"""

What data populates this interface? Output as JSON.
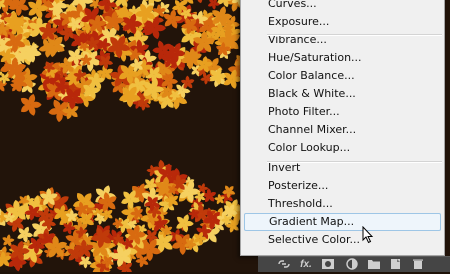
{
  "menu": {
    "items_top": [
      "Curves...",
      "Exposure..."
    ],
    "items_mid": [
      "Vibrance...",
      "Hue/Saturation...",
      "Color Balance...",
      "Black & White...",
      "Photo Filter...",
      "Channel Mixer...",
      "Color Lookup..."
    ],
    "items_bottom": [
      "Invert",
      "Posterize...",
      "Threshold...",
      "Gradient Map...",
      "Selective Color..."
    ],
    "hovered": "Gradient Map..."
  },
  "panel_bar": {
    "icons": [
      "link-icon",
      "fx-icon",
      "mask-icon",
      "adjustment-layer-icon",
      "folder-icon",
      "new-layer-icon",
      "trash-icon"
    ],
    "fx_label": "fx."
  },
  "colors": {
    "menu_bg": "#f0f0f0",
    "hover_bg": "#eef5fb",
    "hover_border": "#9ec6e6",
    "canvas_bg": "#1e1208",
    "panel_bar_bg": "#454545"
  }
}
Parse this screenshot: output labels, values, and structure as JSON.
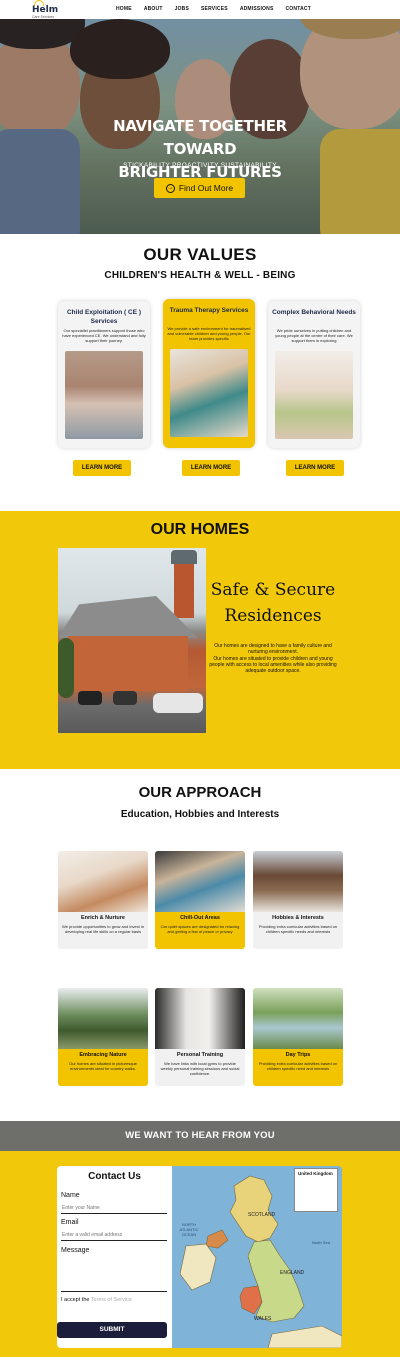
{
  "nav": {
    "brand": "Helm",
    "brand_sub": "Care Services",
    "items": [
      "HOME",
      "ABOUT",
      "JOBS",
      "SERVICES",
      "ADMISSIONS",
      "CONTACT"
    ]
  },
  "hero": {
    "title_line1": "NAVIGATE TOGETHER TOWARD",
    "title_line2": "BRIGHTER FUTURES",
    "tagline": "STICKABILITY PROACTIVITY SUSTAINABILITY",
    "cta_label": "Find Out More"
  },
  "values": {
    "title": "OUR VALUES",
    "subtitle": "CHILDREN'S HEALTH & WELL - BEING",
    "cards": [
      {
        "title": "Child Exploitation ( CE ) Services",
        "desc": "Our specialist practitioners support those who have experienced CE. We understand and fully support their journey.",
        "button": "LEARN MORE"
      },
      {
        "title": "Trauma Therapy Services",
        "desc": "We provide a safe environment for traumatised and vulnerable children and young people. Our team provides specific",
        "button": "LEARN MORE"
      },
      {
        "title": "Complex Behavioral Needs",
        "desc": "We pride ourselves in putting children and young people at the centre of their care. We support them in exploring",
        "button": "LEARN MORE"
      }
    ]
  },
  "homes": {
    "title": "OUR HOMES",
    "heading_line1": "Safe & Secure",
    "heading_line2": "Residences",
    "para1": "Our homes are designed to have a family culture and nurturing environment.",
    "para2": "Our homes are situated to provide children and young people with access to local amenities while also providing adequate outdoor space."
  },
  "approach": {
    "title": "OUR APPROACH",
    "subtitle": "Education, Hobbies and Interests",
    "cards": [
      {
        "title": "Enrich & Nurture",
        "desc": "We provide opportunities to grow and invest in developing real life skills on a regular basis"
      },
      {
        "title": "Chill-Out Areas",
        "desc": "Our quiet spaces are designated for relaxing and getting a few of peace or privacy"
      },
      {
        "title": "Hobbies & Interests",
        "desc": "Providing extra curricular activities based on children specific needs and interests"
      },
      {
        "title": "Embracing Nature",
        "desc": "Our homes are situated in picturesque environments ideal for country walks."
      },
      {
        "title": "Personal Training",
        "desc": "We have links with local gyms to provide weekly personal training sessions and social confidence."
      },
      {
        "title": "Day Trips",
        "desc": "Providing extra curricular activities based on children specific need and interests"
      }
    ]
  },
  "contact": {
    "banner": "WE WANT TO HEAR FROM YOU",
    "form_title": "Contact Us",
    "name_label": "Name",
    "name_placeholder": "Enter your Name",
    "email_label": "Email",
    "email_placeholder": "Enter a valid email address",
    "message_label": "Message",
    "accept_text": "I accept the",
    "terms_text": "Terms of Service",
    "submit_label": "SUBMIT"
  },
  "map": {
    "legend_title": "United Kingdom",
    "labels": {
      "scotland": "SCOTLAND",
      "england": "ENGLAND",
      "wales": "WALES",
      "north_atlantic": "NORTH ATLANTIC OCEAN",
      "north_sea": "North Sea"
    }
  },
  "colors": {
    "accent_yellow": "#f2c400",
    "navy": "#1c1d3a",
    "banner_gray": "#6e6e6a"
  }
}
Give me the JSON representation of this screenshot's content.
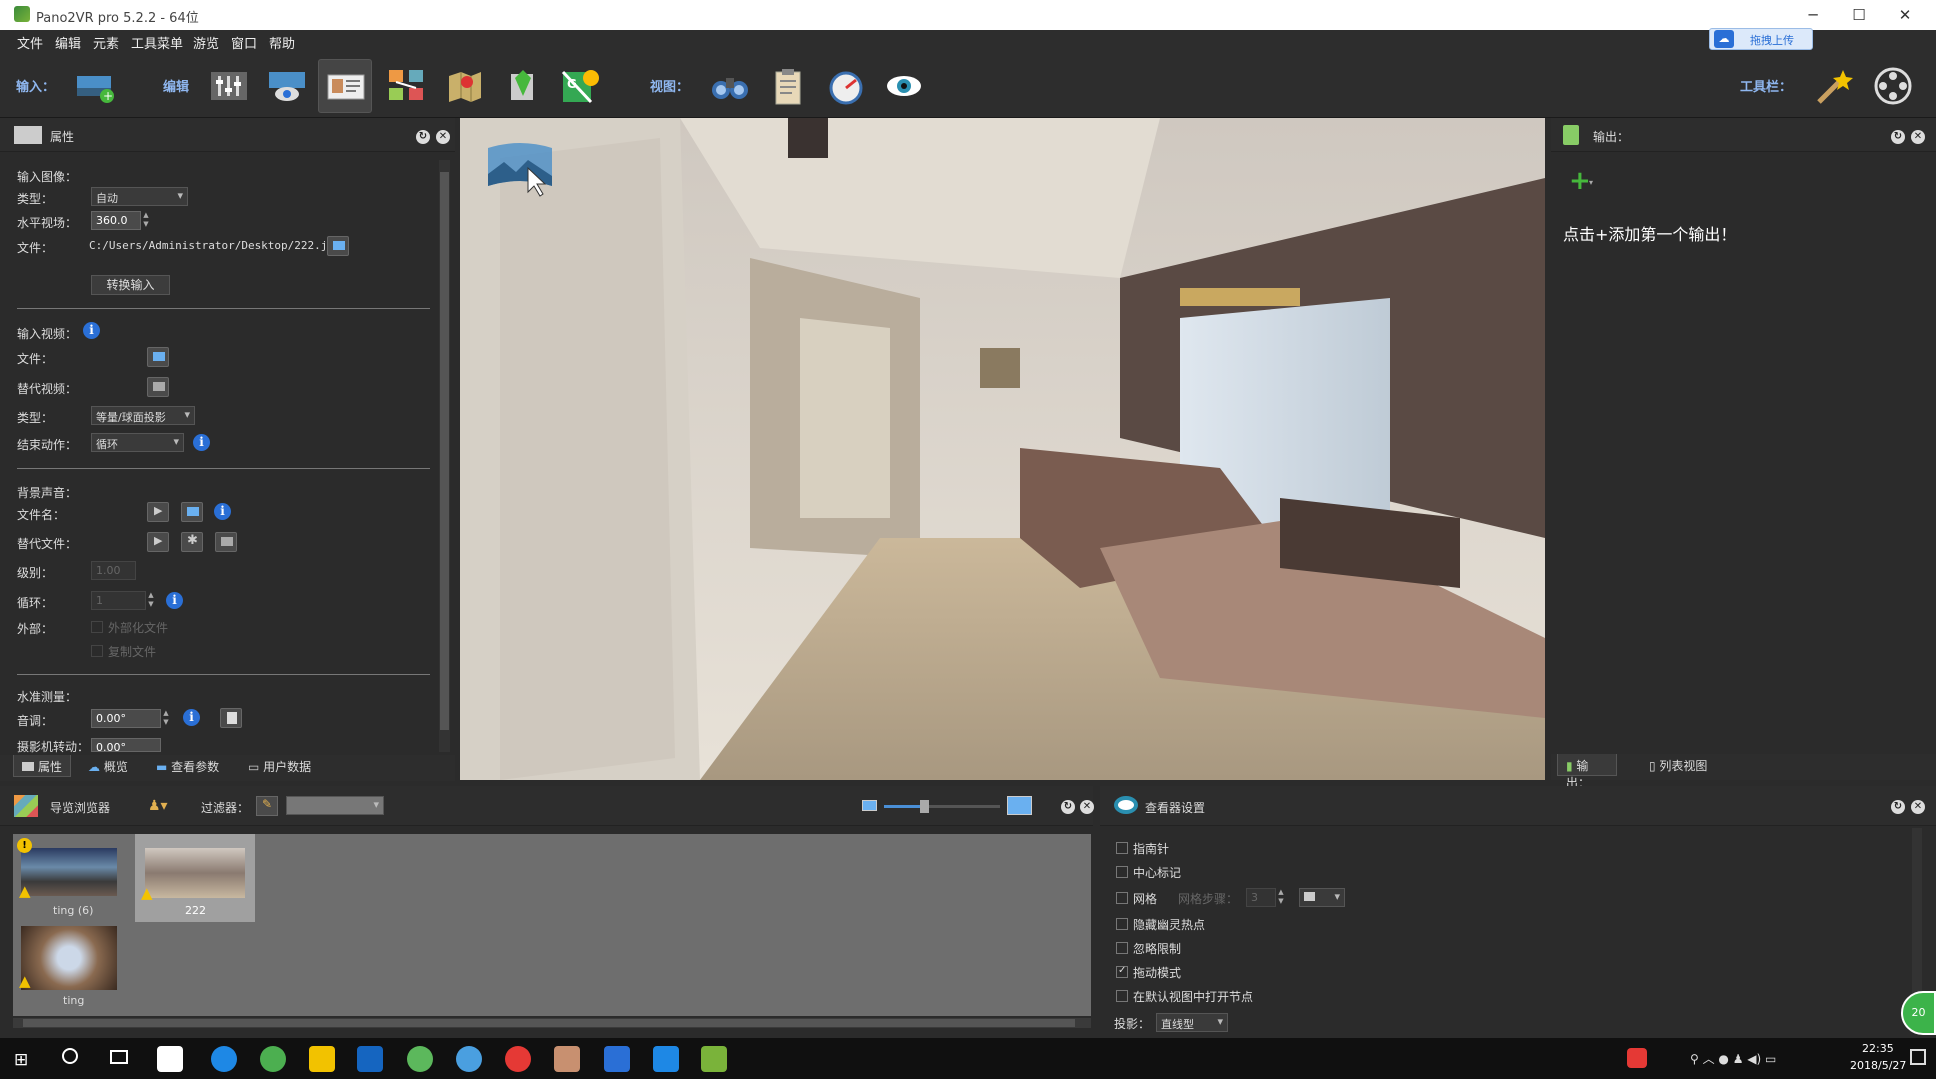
{
  "window": {
    "title": "Pano2VR pro 5.2.2 - 64位",
    "upload_label": "拖拽上传"
  },
  "menu": [
    "文件",
    "编辑",
    "元素",
    "工具菜单",
    "游览",
    "窗口",
    "帮助"
  ],
  "toolbar": {
    "input_label": "输入：",
    "edit_label": "编辑",
    "view_label": "视图：",
    "tools_label": "工具栏："
  },
  "properties": {
    "title": "属性",
    "input_image_section": "输入图像：",
    "type_label": "类型：",
    "type_value": "自动",
    "hfov_label": "水平视场：",
    "hfov_value": "360.0",
    "file_label": "文件：",
    "file_path": "C:/Users/Administrator/Desktop/222.jpg",
    "convert_button": "转换输入",
    "input_video_section": "输入视频：",
    "video_file_label": "文件：",
    "alt_video_label": "替代视频：",
    "video_type_label": "类型：",
    "video_type_value": "等量/球面投影",
    "end_action_label": "结束动作：",
    "end_action_value": "循环",
    "bg_sound_section": "背景声音：",
    "filename_label": "文件名：",
    "alt_file_label": "替代文件：",
    "level_label": "级别：",
    "level_value": "1.00",
    "loop_label": "循环：",
    "loop_value": "1",
    "external_label": "外部：",
    "externalize_label": "外部化文件",
    "copy_file_label": "复制文件",
    "leveling_section": "水准测量：",
    "pitch_label": "音调：",
    "pitch_value": "0.00°",
    "camera_roll_label": "摄影机转动：",
    "camera_roll_value": "0.00°"
  },
  "left_tabs": [
    "属性",
    "概览",
    "查看参数",
    "用户数据"
  ],
  "output": {
    "title": "输出：",
    "hint": "点击+添加第一个输出！",
    "tabs": [
      "输出：",
      "列表视图"
    ]
  },
  "tour_browser": {
    "title": "导览浏览器",
    "filter_label": "过滤器：",
    "nodes": [
      {
        "label": "ting (6)",
        "warn_top": true
      },
      {
        "label": "222",
        "warn_top": false
      },
      {
        "label": "ting",
        "warn_top": false
      }
    ]
  },
  "viewer_settings": {
    "title": "查看器设置",
    "compass_label": "指南针",
    "center_mark_label": "中心标记",
    "grid_label": "网格",
    "grid_step_label": "网格步骤：",
    "grid_step_value": "3",
    "hide_hotspots_label": "隐藏幽灵热点",
    "ignore_limits_label": "忽略限制",
    "drag_mode_label": "拖动模式",
    "open_default_label": "在默认视图中打开节点",
    "projection_label": "投影：",
    "projection_value": "直线型"
  },
  "taskbar": {
    "time": "22:35",
    "date": "2018/5/27",
    "badge": "20"
  },
  "colors": {
    "accent_blue": "#2a6fd6",
    "label_blue": "#8fb7f0",
    "warning": "#f2c200",
    "plus_green": "#46b83c"
  }
}
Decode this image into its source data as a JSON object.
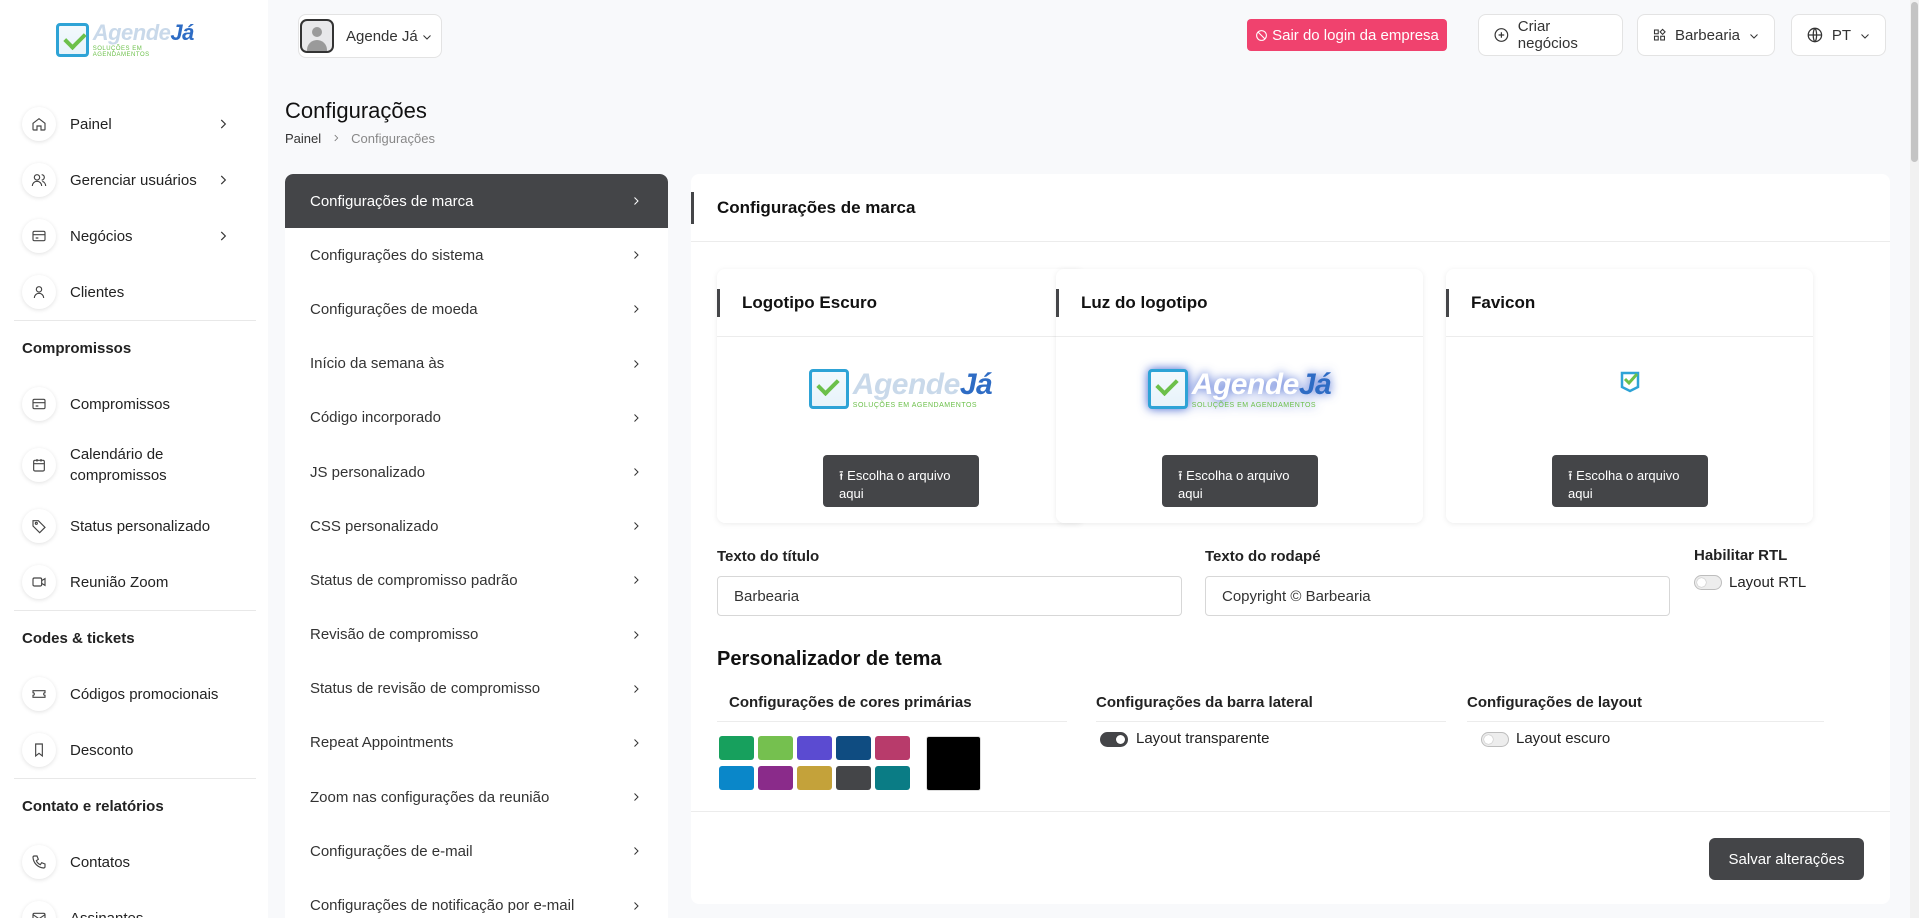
{
  "brand": {
    "logo_word_a": "Agende",
    "logo_word_b": "Já",
    "logo_sub": "SOLUÇÕES EM AGENDAMENTOS"
  },
  "topbar": {
    "user_name": "Agende Já",
    "logout_label": "Sair do login da empresa",
    "create_business_label": "Criar negócios",
    "business_select": "Barbearia",
    "language": "PT"
  },
  "sidebar": {
    "items": [
      {
        "label": "Painel",
        "icon": "home-icon",
        "chevron": true
      },
      {
        "label": "Gerenciar usuários",
        "icon": "users-icon",
        "chevron": true
      },
      {
        "label": "Negócios",
        "icon": "card-icon",
        "chevron": true
      },
      {
        "label": "Clientes",
        "icon": "user-icon",
        "chevron": false
      }
    ],
    "sections": [
      {
        "title": "Compromissos",
        "items": [
          {
            "label": "Compromissos",
            "icon": "card-icon"
          },
          {
            "label": "Calendário de compromissos",
            "icon": "calendar-icon"
          },
          {
            "label": "Status personalizado",
            "icon": "tag-icon"
          },
          {
            "label": "Reunião Zoom",
            "icon": "video-icon"
          }
        ]
      },
      {
        "title": "Codes & tickets",
        "items": [
          {
            "label": "Códigos promocionais",
            "icon": "ticket-icon"
          },
          {
            "label": "Desconto",
            "icon": "bookmark-icon"
          }
        ]
      },
      {
        "title": "Contato e relatórios",
        "items": [
          {
            "label": "Contatos",
            "icon": "phone-icon"
          },
          {
            "label": "Assinantes",
            "icon": "mail-icon"
          }
        ]
      }
    ]
  },
  "page": {
    "title": "Configurações",
    "breadcrumb": [
      "Painel",
      "Configurações"
    ]
  },
  "settings_menu": [
    "Configurações de marca",
    "Configurações do sistema",
    "Configurações de moeda",
    "Início da semana às",
    "Código incorporado",
    "JS personalizado",
    "CSS personalizado",
    "Status de compromisso padrão",
    "Revisão de compromisso",
    "Status de revisão de compromisso",
    "Repeat Appointments",
    "Zoom nas configurações da reunião",
    "Configurações de e-mail",
    "Configurações de notificação por e-mail"
  ],
  "brand_settings": {
    "header": "Configurações de marca",
    "logo_cards": [
      {
        "title": "Logotipo Escuro",
        "upload_label": "Escolha o arquivo aqui"
      },
      {
        "title": "Luz do logotipo",
        "upload_label": "Escolha o arquivo aqui"
      },
      {
        "title": "Favicon",
        "upload_label": "Escolha o arquivo aqui"
      }
    ],
    "title_text_label": "Texto do título",
    "title_text_value": "Barbearia",
    "footer_text_label": "Texto do rodapé",
    "footer_text_value": "Copyright © Barbearia",
    "rtl_label": "Habilitar RTL",
    "rtl_toggle_label": "Layout RTL",
    "rtl_enabled": false,
    "theme_title": "Personalizador de tema",
    "primary_colors_label": "Configurações de cores primárias",
    "sidebar_settings_label": "Configurações da barra lateral",
    "transparent_layout_label": "Layout transparente",
    "transparent_layout_enabled": true,
    "layout_settings_label": "Configurações de layout",
    "dark_layout_label": "Layout escuro",
    "dark_layout_enabled": false,
    "colors": [
      "#17a05d",
      "#75c04f",
      "#5b4bd1",
      "#0f4c81",
      "#b83b6b",
      "#0a87c9",
      "#8a2b8a",
      "#c4a23a",
      "#444548",
      "#0a7c85"
    ],
    "selected_color": "#000000",
    "save_label": "Salvar alterações"
  }
}
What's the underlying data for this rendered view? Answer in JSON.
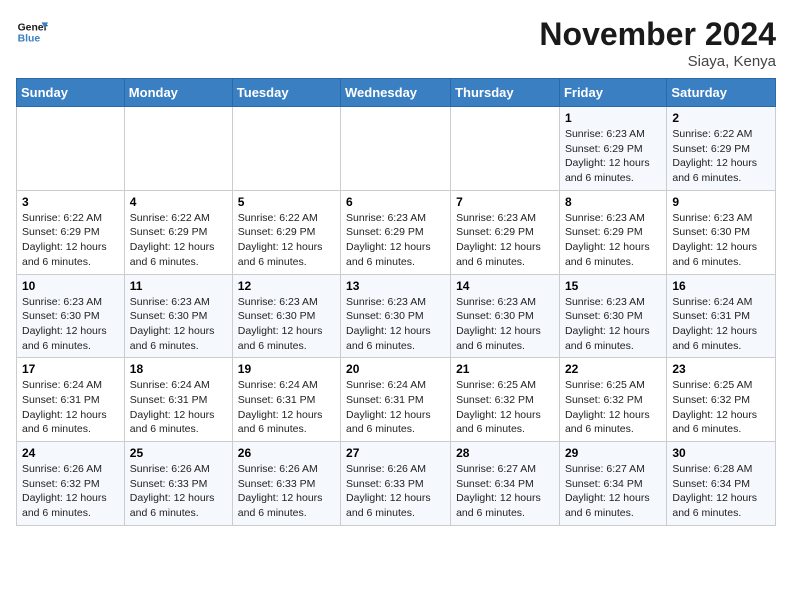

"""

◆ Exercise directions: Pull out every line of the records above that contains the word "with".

◆ Task output:
    "para2": "Our homes are situated to provide children and young people with access to local amenities while also providing adequate outdoor space."
        "desc": "We have links with local gyms to provide weekly personal training sessions and social confidence."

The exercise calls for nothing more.